“Running Gun Blues” is equally blunt and bludgeoning, its harsh language and dark caricature humor reminiscent of the kind of songs The Fugs had released a few years earlier. Sung via the character of a Vietnam veteran suffering (one assumes) from post-traumatic stress disorder, Bowie portrays a figure unable to adjust to civilian life. “I’ll slash them cold, I’ll kill them dead / I’ll break them gooks, I’ll crack their heads / I’ll slice them till they’re running red”, he wails, still re-living his battlefield memories. “I’ll plug a few civilians”, he adds, inferring that the killer, once created, cannot so easily be re-oriented to function in civil society. At its core, “Running Gun Blues” addresses a central theme of Bowie’s oeuvre—alienation—but never before had such a hard-hitting tone of music and humor been harnessed for its representation.
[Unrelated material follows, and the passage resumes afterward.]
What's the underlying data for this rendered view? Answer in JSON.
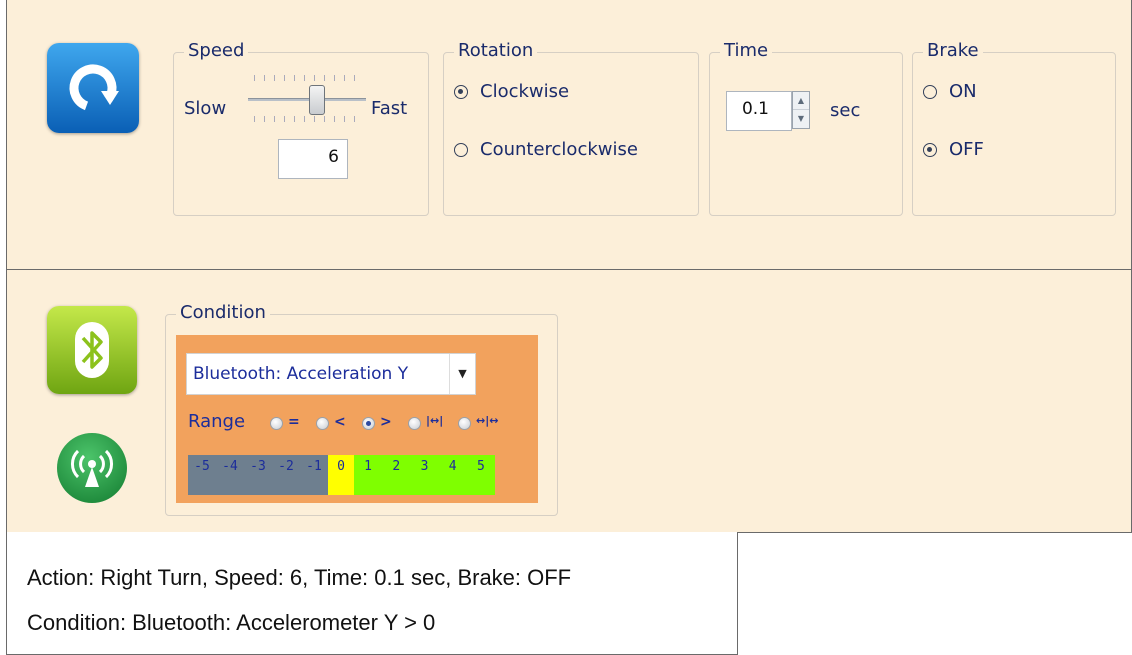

Also shocking, though in a markedly different fashion, was the album sleeve for The Man Who Sold the World. Sporting a long, flowing gown (a “man’s dress”, he called it), Bowie is shown on the cover in repose, stretched out and relaxed on a day bed, his limp-wristed hand clutching a playing card as he gazes disinterestedly into the camera. In contrast to the strutting metallic sounds within, there is clearly much incongruity humor in having such an outrageously camp image adorning the outer sleeve; but even more hilarious is Bowie’s blasé expression, as though such attire and pose were merely everyday common conduct. Contained in this image are the ingredients of what would soon constitute Bowie’s most provocative artistic period, its self-conscious camp both (re)-defining and defiant, the incendiary suggestiveness ambiguously playing with both gender and sexual identity.
Though heralded more as his comedic years than his golden ones, Bowie’s works in the late ‘60s reveal an intriguing portrait of the artist as a young man. They show him as a work in progress, playing with many of the themes and methods he would later more fully realize.Then, as later, music styles, lyrical approaches, and visual imagery are in constant flux, each filtered through an expressive humor rarely devoid of a subversive edge and intent.
Over the next few years, Bowie would consolidate the gains of his early adventurism while venturing wholeheartedly into the playing fields of parody and caricature, constructing in Ziggy Stardust a myth-busting icon that would shake the foundations of rock ideology, deconstructing society’s concepts, presumptions, and understandings of gender and sexuality in the process.